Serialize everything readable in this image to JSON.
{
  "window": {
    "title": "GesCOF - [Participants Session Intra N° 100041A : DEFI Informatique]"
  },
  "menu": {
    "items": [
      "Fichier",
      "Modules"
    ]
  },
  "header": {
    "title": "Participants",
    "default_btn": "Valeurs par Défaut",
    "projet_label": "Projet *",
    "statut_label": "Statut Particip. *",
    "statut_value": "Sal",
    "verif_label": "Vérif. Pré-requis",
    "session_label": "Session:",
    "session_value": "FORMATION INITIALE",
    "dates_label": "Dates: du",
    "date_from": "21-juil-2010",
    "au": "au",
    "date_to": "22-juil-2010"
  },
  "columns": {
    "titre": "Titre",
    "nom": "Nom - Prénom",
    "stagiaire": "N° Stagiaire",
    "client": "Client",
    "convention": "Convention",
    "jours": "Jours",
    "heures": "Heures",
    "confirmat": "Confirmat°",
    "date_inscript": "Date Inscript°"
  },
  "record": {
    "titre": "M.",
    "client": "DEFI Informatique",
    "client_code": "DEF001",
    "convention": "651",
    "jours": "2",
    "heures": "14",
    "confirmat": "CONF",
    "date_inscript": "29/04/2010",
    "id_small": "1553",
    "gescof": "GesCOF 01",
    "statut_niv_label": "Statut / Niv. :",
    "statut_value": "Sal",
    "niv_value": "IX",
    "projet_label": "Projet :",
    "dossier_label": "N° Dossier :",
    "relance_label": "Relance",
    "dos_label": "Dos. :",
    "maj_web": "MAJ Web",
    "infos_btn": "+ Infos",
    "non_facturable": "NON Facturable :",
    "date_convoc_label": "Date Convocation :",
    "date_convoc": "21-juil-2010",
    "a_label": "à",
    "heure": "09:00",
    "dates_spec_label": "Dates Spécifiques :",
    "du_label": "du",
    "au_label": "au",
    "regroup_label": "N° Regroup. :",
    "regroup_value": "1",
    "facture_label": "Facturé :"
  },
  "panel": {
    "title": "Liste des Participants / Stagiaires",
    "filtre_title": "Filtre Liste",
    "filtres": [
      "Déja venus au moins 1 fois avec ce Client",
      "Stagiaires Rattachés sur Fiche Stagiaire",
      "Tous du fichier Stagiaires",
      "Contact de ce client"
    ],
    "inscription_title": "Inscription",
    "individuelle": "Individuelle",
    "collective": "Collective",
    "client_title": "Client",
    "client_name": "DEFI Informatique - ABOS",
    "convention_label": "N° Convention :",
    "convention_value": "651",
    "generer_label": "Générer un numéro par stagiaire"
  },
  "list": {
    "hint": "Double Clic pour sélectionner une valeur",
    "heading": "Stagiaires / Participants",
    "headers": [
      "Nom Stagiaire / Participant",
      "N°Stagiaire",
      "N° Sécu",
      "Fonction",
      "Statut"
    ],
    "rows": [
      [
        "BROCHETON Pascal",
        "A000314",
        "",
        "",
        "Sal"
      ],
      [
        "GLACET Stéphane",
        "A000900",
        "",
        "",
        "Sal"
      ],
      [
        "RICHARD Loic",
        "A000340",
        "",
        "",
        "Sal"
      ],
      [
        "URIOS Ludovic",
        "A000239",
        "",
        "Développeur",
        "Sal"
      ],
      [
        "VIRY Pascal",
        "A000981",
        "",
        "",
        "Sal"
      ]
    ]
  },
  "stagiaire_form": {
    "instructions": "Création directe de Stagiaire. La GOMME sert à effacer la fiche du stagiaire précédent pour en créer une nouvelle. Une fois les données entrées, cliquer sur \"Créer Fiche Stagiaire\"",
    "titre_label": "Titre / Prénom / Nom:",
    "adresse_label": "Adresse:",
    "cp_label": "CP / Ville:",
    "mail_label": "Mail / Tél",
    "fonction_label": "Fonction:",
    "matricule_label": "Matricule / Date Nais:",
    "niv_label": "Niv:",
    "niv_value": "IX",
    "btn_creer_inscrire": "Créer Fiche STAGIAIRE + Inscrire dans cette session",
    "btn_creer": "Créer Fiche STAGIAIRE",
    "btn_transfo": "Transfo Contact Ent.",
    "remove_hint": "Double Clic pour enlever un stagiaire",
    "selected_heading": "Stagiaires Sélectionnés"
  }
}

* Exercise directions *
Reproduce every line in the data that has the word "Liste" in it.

* Solution to this problem *
    "title": "Liste des Participants / Stagiaires",
    "filtre_title": "Filtre Liste",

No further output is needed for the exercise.